Rick Dumont’s philosophy as a filmmaker is that making a quality film is a communal effort. So it is no surprise that when Dumont shows his latest creation, he will be sharing the spotlight with a plethora of artists. While this is generous, Dumont also realizes it will attract more people to his film.
“Up from the Underground Art Experience” is aptly named, as it will feature artists who are working their way up and hoping to blast onto the scene. The evening of art, music and film will be held Saturday, Feb. 26, at the Jam Factory in Manchester.
Dumont and his wife, Carla Bonney, wanted their film, Brothers in Communion, to be seen. But when they looked around the New Hampshire art scene they didn’t find any venues for indie films. Of course a filmmaker can rent out Red River Theatres or the Palace Theatre, but those are expensive options. Even if there were an ideal venue, Dumont realized it can be a hard sell to get someone to come out just to watch an unknown movie. So he had an idea.
While making his film he received a lot of help from musicians and artists. Dumont believed in their work and wanted to help expose their songs, paintings and sculptures to the greater public.
“We have been quite blessed to have been able to have the help of such amazingly creative people in bringing our creations to life,” Dumont said. “They are an incredibly talented group of kindreds whose creations have to be experienced and appreciated.”
Ad Frank of Boston, Mass., Tajourna Davis of Manchester and S.E.M.I. (Side Effects May Include) from Rindge will all perform, while the works of Karrie Whitfield, Ty Snitko, Carrie Buczynski, Vanessa Leigh, Jake Taylor and Bobbi McClellan will be shown and also for sale.
Putting all this talent together may have been enough, but Dumont felt the need to help even more.

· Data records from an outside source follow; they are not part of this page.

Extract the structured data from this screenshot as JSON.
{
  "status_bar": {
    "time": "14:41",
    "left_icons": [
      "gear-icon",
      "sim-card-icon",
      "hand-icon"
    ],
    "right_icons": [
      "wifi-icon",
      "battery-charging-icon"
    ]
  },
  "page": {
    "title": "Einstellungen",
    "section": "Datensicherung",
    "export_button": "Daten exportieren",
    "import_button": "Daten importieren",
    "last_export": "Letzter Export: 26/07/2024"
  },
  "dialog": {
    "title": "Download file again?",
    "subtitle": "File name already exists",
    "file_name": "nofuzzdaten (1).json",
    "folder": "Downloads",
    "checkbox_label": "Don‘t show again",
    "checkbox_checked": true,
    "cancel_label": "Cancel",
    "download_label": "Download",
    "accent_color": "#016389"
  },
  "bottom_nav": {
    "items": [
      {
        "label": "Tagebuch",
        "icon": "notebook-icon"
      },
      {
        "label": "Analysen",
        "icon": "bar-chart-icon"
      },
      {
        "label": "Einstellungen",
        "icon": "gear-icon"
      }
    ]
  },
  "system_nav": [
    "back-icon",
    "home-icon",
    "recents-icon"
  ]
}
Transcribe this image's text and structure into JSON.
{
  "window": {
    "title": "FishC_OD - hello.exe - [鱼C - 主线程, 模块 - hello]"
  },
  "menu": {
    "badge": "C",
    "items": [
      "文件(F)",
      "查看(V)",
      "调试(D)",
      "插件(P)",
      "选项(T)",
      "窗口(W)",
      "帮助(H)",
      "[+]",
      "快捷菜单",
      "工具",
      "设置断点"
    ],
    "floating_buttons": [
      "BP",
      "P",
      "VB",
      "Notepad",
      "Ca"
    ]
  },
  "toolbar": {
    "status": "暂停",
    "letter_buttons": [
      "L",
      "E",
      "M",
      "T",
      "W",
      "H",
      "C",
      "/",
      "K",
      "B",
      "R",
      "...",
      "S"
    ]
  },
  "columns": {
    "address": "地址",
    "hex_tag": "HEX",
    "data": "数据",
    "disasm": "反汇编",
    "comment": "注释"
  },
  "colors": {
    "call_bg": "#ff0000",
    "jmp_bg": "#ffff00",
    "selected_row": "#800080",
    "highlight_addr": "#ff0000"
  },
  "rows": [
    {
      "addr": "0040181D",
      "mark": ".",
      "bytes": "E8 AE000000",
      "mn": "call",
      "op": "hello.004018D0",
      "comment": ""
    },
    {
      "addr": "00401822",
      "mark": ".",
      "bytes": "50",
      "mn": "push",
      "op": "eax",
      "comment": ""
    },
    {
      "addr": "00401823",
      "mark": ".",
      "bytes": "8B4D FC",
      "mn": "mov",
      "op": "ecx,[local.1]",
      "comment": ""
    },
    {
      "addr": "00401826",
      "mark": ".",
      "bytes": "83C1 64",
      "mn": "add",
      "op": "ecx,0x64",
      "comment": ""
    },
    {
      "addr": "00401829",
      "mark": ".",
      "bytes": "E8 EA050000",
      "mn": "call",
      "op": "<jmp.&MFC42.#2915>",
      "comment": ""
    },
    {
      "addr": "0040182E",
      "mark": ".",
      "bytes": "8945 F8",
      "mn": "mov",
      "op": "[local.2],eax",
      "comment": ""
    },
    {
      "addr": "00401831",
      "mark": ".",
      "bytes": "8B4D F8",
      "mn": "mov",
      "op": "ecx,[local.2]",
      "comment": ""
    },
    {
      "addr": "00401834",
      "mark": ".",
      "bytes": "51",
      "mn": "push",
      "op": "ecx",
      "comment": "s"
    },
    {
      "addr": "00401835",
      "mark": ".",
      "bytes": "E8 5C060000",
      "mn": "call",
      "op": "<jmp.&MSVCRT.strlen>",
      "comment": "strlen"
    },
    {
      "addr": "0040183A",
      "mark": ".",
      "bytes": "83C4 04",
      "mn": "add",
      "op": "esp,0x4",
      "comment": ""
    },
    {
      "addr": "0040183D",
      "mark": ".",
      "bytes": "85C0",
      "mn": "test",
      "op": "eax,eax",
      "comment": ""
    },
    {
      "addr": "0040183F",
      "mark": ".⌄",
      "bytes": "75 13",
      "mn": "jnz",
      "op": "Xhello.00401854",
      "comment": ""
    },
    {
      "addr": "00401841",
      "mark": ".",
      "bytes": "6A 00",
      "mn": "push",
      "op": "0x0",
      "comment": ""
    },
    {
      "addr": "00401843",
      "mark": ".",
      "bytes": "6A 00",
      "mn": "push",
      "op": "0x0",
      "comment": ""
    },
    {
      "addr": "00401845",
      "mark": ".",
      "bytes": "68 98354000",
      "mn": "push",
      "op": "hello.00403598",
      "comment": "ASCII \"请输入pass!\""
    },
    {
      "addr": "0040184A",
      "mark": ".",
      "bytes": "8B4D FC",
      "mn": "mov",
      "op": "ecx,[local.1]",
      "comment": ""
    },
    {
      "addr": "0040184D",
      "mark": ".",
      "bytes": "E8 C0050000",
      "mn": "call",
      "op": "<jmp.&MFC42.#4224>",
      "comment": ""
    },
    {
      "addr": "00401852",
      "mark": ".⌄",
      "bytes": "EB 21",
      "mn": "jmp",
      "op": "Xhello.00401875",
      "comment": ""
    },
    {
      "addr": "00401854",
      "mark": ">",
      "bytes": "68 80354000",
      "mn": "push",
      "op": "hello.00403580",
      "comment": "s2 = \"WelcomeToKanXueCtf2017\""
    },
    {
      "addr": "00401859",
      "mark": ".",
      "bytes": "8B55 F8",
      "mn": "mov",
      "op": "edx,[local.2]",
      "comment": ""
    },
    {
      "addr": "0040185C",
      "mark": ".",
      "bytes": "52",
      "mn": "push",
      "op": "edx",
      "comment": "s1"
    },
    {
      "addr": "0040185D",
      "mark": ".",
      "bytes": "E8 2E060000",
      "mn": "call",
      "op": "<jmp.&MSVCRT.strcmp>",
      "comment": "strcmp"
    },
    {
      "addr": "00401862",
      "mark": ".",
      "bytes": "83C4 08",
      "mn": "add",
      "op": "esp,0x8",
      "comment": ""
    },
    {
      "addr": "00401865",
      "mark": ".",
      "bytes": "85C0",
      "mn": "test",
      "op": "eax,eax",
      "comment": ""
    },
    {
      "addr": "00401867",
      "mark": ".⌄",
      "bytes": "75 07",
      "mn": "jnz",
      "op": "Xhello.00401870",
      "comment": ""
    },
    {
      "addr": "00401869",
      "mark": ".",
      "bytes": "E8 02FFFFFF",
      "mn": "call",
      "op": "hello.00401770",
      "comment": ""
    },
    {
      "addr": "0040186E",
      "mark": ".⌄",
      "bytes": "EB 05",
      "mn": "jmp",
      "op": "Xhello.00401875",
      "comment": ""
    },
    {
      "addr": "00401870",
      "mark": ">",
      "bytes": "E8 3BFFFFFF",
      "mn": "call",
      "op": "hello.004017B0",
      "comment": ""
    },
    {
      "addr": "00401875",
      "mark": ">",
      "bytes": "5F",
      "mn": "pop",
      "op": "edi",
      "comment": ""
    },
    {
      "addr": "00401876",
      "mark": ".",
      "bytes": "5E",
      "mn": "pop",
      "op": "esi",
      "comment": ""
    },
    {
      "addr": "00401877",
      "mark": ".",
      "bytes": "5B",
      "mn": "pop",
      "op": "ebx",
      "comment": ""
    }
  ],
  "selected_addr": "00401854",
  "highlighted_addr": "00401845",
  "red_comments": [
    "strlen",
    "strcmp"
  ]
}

He and his wife have been extensively involved through volunteering with the issues of domestic and sexual violence, so the art night will double as a fundraiser. All proceeds from the event will be split between the Manchester Animal Shelter and Manchester YWCA’s Domestic and Sexual Violence Support Groups.
Through his former job as a reporter and his current job as a police dispatcher, Dumont has often been exposed to the darker side of life. His work as an artist and filmmaker has allowed him an escape from the negativity.
“Using art and film was a way of being balanced,” Dumont said. “It has kept me from becoming cynical.”
Yet that doesn’t mean his films are all light and fluffy. In fact, Brothers in Communion is quite the opposite. That is because sometimes life influences art.
The film was inspired by the stories of Dumont’s brother who decades ago lived on the streets of San Francisco. He was diagnosed as bipolar and had some harrowing experiences. Dumont, who was living on the East Coast, never really knew what was going on until he later read his brother’s journals.
These journals inspired Brothers in Communion, which tells the tale of Stick and his younger brother, Voodoo, who together begin to spiral down the drain of life. Unlike Dumont, Stick is right at his brother’s side but is caught up in his own lust for parties and drinking that he is unable to help. The film was a powerful experience for Dumont, who also played the role of Stick.
“It was a powerful thing to do,” Dumont said. “There were many moments during production where I would look at the actor playing Voodoo, who was basically my brother, and I couldn’t help him in the film or in real life.”
It is this emotional honesty and the chance to peer into the fragility of the soul that makes Dumont keep working.
“There is something in me saying I’ve got to write these stories and put them into film,” Dumont said. “I hope they educate as well as entertain.”
He gets help from his wife, who writes, edits and produces the films as well as inspires work, like their next project, The Bond. A sneak peek of this film will be shown on Feb. 26.
“It is one heck of an event,” Dumont said. “It is a night of variety for your eyes, ears and taste buds.”
“There are some amazing artists in the state,” Dumont said. “You don’t have to go to the Louvre to see phenomenal art. You can come to this event and actually take the art home with you.”